Piazza del Campo is arguably the living and beating heart of Siena as well as an ideal starting point for your visit. Though initially created to serve as marketplace sporting a unique shell-like shape. Today, it ranks among the most prominent medieval piazzas on earth. Though its times as a bustling marketplace are gone, the square remains instrumental in city’s social life. The Sienese gather here during crucial political events as well as for parties and celebrations of all kinds. The biggest and most known event happening on Piazza del Campo is the Palio Horse race taking place bi-annually. At the top of the piazza stands the magnificent Fonte Gaia, one the most stunning fountains in Siena. However, that is not the only beautiful monument to admire at the piazza. Indeed, Piazza del Campo is one of THE places to see in Siena. Don’t miss out!
When it comes to the best places to see in Siena, visiting the Cathedral should not miss on your to-do list. While the black and white facade is quite imposing, the best part of the church hides in its interior. The cathedral floor is covered in religious stories and esoteric symbols; the Piccolomini Library hides exceptional frescoes by Pinturicchio; the Piccolomini Chapel offers Michelangelo’s carved statues of four niches and, after centuries of restoration, the cathedral’s sky vault lets experience the temple from a whole new perspective. The vault is known as ‘the gate of heaven’ is, at last, open to the public. Daily guided tours enable you to explore the cathedral from a bird’s eye view. A narrow passage winds around the interior as wells the exterior of the building, allowing you to admire both the decor and the Tuscan countryside.
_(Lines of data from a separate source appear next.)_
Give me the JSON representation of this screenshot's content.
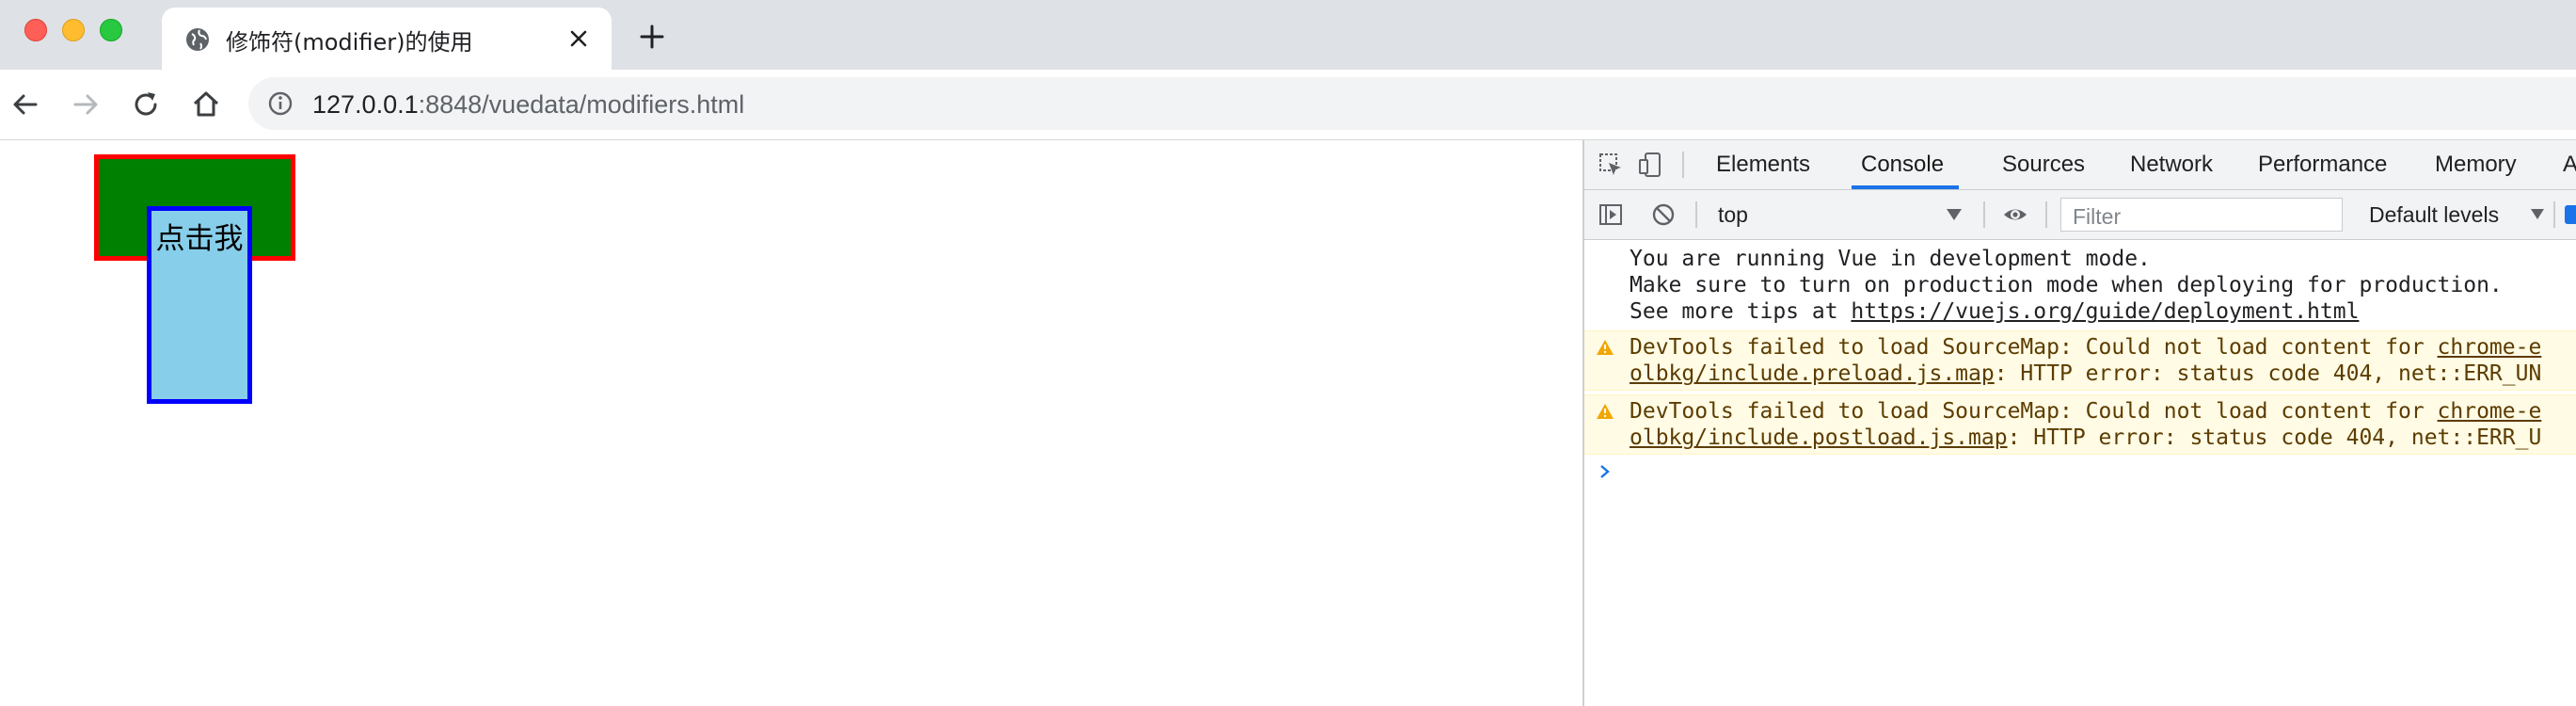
{
  "window": {
    "tab_title": "修饰符(modifier)的使用",
    "url_host": "127.0.0.1",
    "url_rest": ":8848/vuedata/modifiers.html"
  },
  "page": {
    "inner_box_label": "点击我"
  },
  "devtools": {
    "tabs": [
      "Elements",
      "Console",
      "Sources",
      "Network",
      "Performance",
      "Memory",
      "A"
    ],
    "active_tab": "Console",
    "context": "top",
    "filter_placeholder": "Filter",
    "levels": "Default levels",
    "messages": {
      "info_line1": "You are running Vue in development mode.",
      "info_line2": "Make sure to turn on production mode when deploying for production.",
      "info_line3_prefix": "See more tips at ",
      "info_line3_link": "https://vuejs.org/guide/deployment.html",
      "warn1_prefix": "DevTools failed to load SourceMap: Could not load content for ",
      "warn1_link_a": "chrome-e",
      "warn1_link_b": "olbkg/include.preload.js.map",
      "warn1_suffix": ": HTTP error: status code 404, net::ERR_UN",
      "warn2_prefix": "DevTools failed to load SourceMap: Could not load content for ",
      "warn2_link_a": "chrome-e",
      "warn2_link_b": "olbkg/include.postload.js.map",
      "warn2_suffix": ": HTTP error: status code 404, net::ERR_U"
    }
  },
  "colors": {
    "outer_fill": "#008000",
    "outer_border": "#ff0000",
    "inner_fill": "#87ceeb",
    "inner_border": "#0000ff",
    "accent": "#1a73e8"
  },
  "icons": [
    "globe-icon",
    "close-icon",
    "plus-icon",
    "back-arrow-icon",
    "forward-arrow-icon",
    "reload-icon",
    "home-icon",
    "info-icon",
    "inspect-icon",
    "device-toolbar-icon",
    "sidebar-toggle-icon",
    "clear-console-icon",
    "eye-icon",
    "warning-icon",
    "prompt-chevron-icon"
  ]
}
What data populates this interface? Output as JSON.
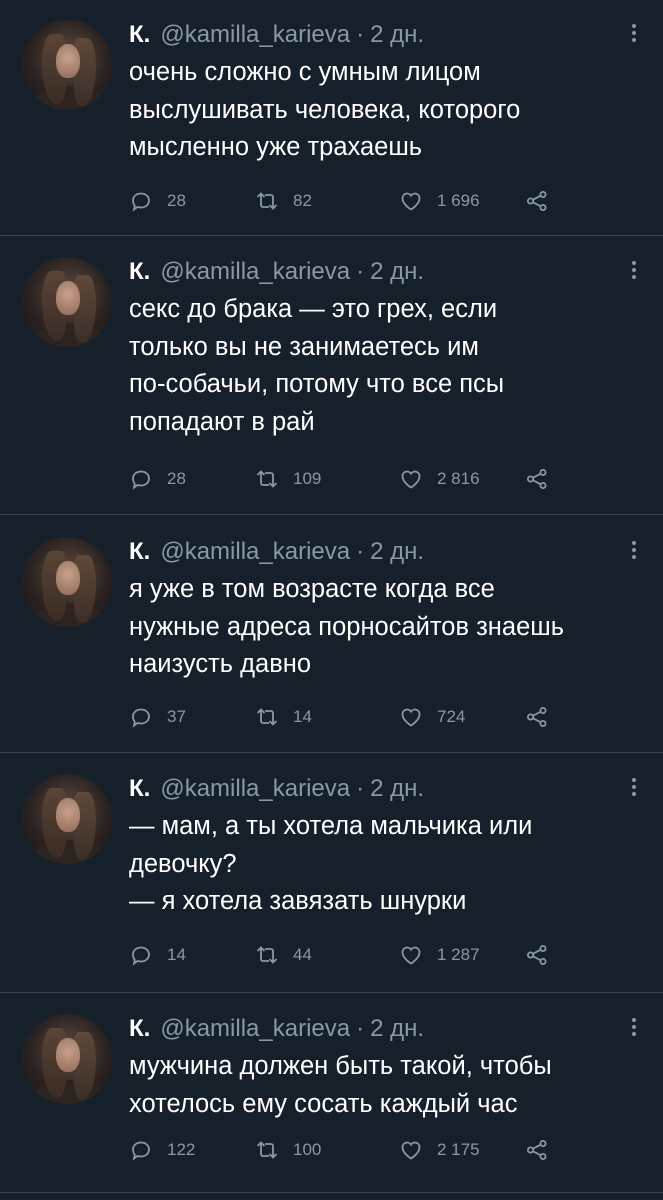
{
  "tweets": [
    {
      "name": "К.",
      "handle": "@kamilla_karieva",
      "dot": "·",
      "time": "2 дн.",
      "lines": [
        "очень сложно с умным лицом",
        "выслушивать человека, которого",
        "мысленно уже трахаешь"
      ],
      "replies": "28",
      "retweets": "82",
      "likes": "1 696"
    },
    {
      "name": "К.",
      "handle": "@kamilla_karieva",
      "dot": "·",
      "time": "2 дн.",
      "lines": [
        "секс до брака — это грех, если",
        "только вы не занимаетесь им",
        "по-собачьи, потому что все псы",
        "попадают в рай"
      ],
      "replies": "28",
      "retweets": "109",
      "likes": "2 816"
    },
    {
      "name": "К.",
      "handle": "@kamilla_karieva",
      "dot": "·",
      "time": "2 дн.",
      "lines": [
        "я уже в том возрасте когда все",
        "нужные адреса порносайтов знаешь",
        "наизусть давно"
      ],
      "replies": "37",
      "retweets": "14",
      "likes": "724"
    },
    {
      "name": "К.",
      "handle": "@kamilla_karieva",
      "dot": "·",
      "time": "2 дн.",
      "lines": [
        "— мам, а ты хотела мальчика или",
        "девочку?",
        "— я хотела завязать шнурки"
      ],
      "replies": "14",
      "retweets": "44",
      "likes": "1 287"
    },
    {
      "name": "К.",
      "handle": "@kamilla_karieva",
      "dot": "·",
      "time": "2 дн.",
      "lines": [
        "мужчина должен быть такой, чтобы",
        "хотелось ему сосать каждый час"
      ],
      "replies": "122",
      "retweets": "100",
      "likes": "2 175"
    }
  ],
  "icons": {
    "reply": "reply-icon",
    "retweet": "retweet-icon",
    "like": "heart-icon",
    "share": "share-icon",
    "more": "more-vertical-icon"
  },
  "colors": {
    "background": "#15202b",
    "text": "#ffffff",
    "muted": "#8899a6",
    "divider": "#38444d"
  }
}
Torre del Mangia is a lovely campanile (bell tower) commanding Siena’s famous Piazza del Campo and the Public Palace. It dates to the 14th century and takes its curious name from its original guardian “Mangiaguadagni” (literally ‘eater of earnings’) since he spent all his salaries eating in local taverns. The tower rises 87 meters tall (102 meters if you count the lightning rod) and, at one point, it was the tallest non-religious structure in medieval Italy. In fact, it was built to appear to be the same height as the Siena cathedral so as to reflect the balance of power between the state and the church. Climbing up will grant you a breathtaking view of Siena and surrounding countryside. However, the tower wasn’t built with tourists in mind, so you will have to climb 400 steps of a narrow staircase to enjoy the view. It’s worth it!